Mumps is a disease caused by a virus that usually spreads through saliva and can infect many parts of the body, especially the parotid salivary glands. These glands, which produce saliva for the mouth, are found toward the back of each cheek, in the area between the ear and jaw. In cases of mumps, these glands typically swell and become painful. After a case of mumps it is very unusual to have a second bout because one attack of mumps almost always gives lifelong protection against another. However, other infections can also cause swelling in the salivary glands, which might lead a parent to mistakenly think a child has had mumps more than once.
Symptoms appear in the first week after the parotid glands begin to swell. Mumps can start with a fever as well as headache and loss of appetite. There can also be nausea, stiff neck, drowsiness and convulsions. The swelling of the parotid glands will then appear and usually painful. Both left and right parotid glands may be affected with one side swelling after a few days of the other. Muscle aches can also be experienced and feeling tiredness. Mumps can lead to serous complications like inflammation and swelling of the brain and other organs.
Encephalitis (inflammation of the brain) and meningitis (inflammation of the lining of the brain) are both rare complications of mumps. Mumps in adolescent and males may also result in orchitis, the inflammation of the testicles. In females, mumps may affect the pancreas or the ovaries causing pain and tenderness in the abdomen.
Inflammation of the ovaries (oophoritis) and inflammation of breast (mastitis) can also occur. Miscarriage in early stage of pregnancy can also happen. Lastly, since the parotid glands are affected and it is near the ears, there is also a risk of deafness, which is permanent.
The mumps virus is contagious and spreads in tiny drops of fluid from the mouth and nose of someone who is infected. It can be passed to others through sneezing, coughing, or even laughing. The virus can also spread to other people through direct contact, such as picking up tissues or using drinking glasses that have been used by the infected person. Surfaces of items can also spread the virus if someone who is sick touches them without washing their hands, and someone else then touches the same surface and then rubs their eyes, mouth, nose. Mumps are most contagious two days before the symptoms begin and up to six days after the symptoms end.

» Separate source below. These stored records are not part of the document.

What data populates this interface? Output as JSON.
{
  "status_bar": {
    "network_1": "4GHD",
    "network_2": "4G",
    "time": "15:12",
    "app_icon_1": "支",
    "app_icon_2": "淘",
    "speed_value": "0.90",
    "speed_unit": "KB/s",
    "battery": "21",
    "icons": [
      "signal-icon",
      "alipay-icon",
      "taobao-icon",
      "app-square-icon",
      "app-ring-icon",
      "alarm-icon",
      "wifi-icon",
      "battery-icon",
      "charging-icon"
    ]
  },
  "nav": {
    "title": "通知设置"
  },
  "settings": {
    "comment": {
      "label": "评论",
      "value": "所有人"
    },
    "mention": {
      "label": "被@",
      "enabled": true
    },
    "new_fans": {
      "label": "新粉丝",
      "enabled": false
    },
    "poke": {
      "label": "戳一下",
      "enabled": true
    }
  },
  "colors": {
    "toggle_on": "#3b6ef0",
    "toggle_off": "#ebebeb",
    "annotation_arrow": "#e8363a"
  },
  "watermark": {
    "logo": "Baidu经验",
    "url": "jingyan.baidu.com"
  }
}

If someone becomes very ill, they should seek medical attention. If someone seeks medical attention, they should call their doctor in advance so that they don’t have to sit in the waiting room for a long time and possibly infect other patients. Mumps can be prevented by vaccination. It is given as a part of measles-mumps-rubella (MMR) immunization. First dose is usually given at 12-15 months of age while the second is given at 4-6 years of age. It is the best way to prevent mumps. Other things people can do to prevent mumps and other infections is to wash hands well and often with soap, and to teach children to wash their hands too. Eating utensils should not be shared, and surfaces that are frequently touched (toys, doorknobs, tables, counters, etc) should also be regularly cleaned with soap and water, or with cleaning wipes.
Mumps is not a virus so it cannot be treated with antibiotics. There is no specific treatment. Supportive care should be given as needed. You can also soothe the swollen parotid glands with either warm or cold packs. Serve a soft, bland diet that does not require a lot of chewing and encourage your child to drink plenty of fluids. Avoid serving tart or acidic fruit juices (like orange juice, grapefruit juice, or lemonade) that make parotid pain worse. Water, decaffeinated soft drinks, and tea are better tolerated.